Therapeutic Potential of Neu1 in Alzheimer’s Disease Via the Immune System

American Journal of Alzheimer’s Disease &Other Dementiasr, Volume 36, Issue , January-December 2021.

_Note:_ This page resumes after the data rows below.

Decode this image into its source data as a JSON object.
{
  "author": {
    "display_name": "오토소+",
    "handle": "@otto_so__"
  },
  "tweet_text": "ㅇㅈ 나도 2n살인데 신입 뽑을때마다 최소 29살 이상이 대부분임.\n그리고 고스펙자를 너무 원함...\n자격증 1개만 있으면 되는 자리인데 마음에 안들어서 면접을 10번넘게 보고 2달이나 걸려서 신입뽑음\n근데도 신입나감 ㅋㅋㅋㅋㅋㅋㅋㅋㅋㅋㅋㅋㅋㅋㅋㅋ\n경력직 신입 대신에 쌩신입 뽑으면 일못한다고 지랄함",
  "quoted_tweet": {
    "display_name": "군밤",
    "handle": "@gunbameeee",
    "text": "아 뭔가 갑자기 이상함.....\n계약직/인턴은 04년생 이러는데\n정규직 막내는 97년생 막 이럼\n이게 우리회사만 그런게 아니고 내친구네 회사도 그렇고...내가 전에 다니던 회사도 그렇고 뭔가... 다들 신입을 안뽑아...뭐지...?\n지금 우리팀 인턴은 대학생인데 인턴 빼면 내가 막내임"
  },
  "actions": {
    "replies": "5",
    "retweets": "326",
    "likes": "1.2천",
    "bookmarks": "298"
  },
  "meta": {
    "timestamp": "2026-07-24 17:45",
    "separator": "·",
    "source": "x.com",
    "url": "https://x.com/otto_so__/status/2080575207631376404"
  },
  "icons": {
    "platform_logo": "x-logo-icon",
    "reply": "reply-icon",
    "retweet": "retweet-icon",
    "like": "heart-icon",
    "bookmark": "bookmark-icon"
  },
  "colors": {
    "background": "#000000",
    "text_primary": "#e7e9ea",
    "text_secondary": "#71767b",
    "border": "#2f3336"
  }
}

Alzheimer’s Disease (AD) is pathologically characterized by the accumulation of soluble oligomers causing extracellular beta-amyloid deposits in form of neuritic plaques and tau-containing intraneuronal neurofibrillary tangles in brain. One proposed mechanism explaining the formation of these proteins is impaired phagocytosis by microglia/macrophages resulting in defective clearance of soluble oligomers of beta-amyloid stimulating aggregation of amyloid plaques subsequently causing AD. However, research indicates that activating macrophages in M2 state may reduce toxic oligomers. NEU1 mutation is associated with a rare disease, sialidosis. NEU1 deficiency may also cause AD-like amyloidogenic process. Amyloid plaques have successfully been reduced using NEU1.Thus, NEU1 is suggested to have therapeutic potential for AD, with lysosomal exocytosis being suggested as underlying mechanism. Studies however demonstrate that NEU1 may activate macrophages in M2 state, which as noted earlier, is crucial to reducing toxic oligomers. In this review, authors discuss the potential therapeutic role of NEU1 in AD via immune system.Therapeutic Potential of Neu1 in Alzheimer’s Disease Via the Immune SystemTherapeutic Potential of Neu1 in Alzheimer’s Disease Via the Immune SystemAlzheimers{$excerpt:n}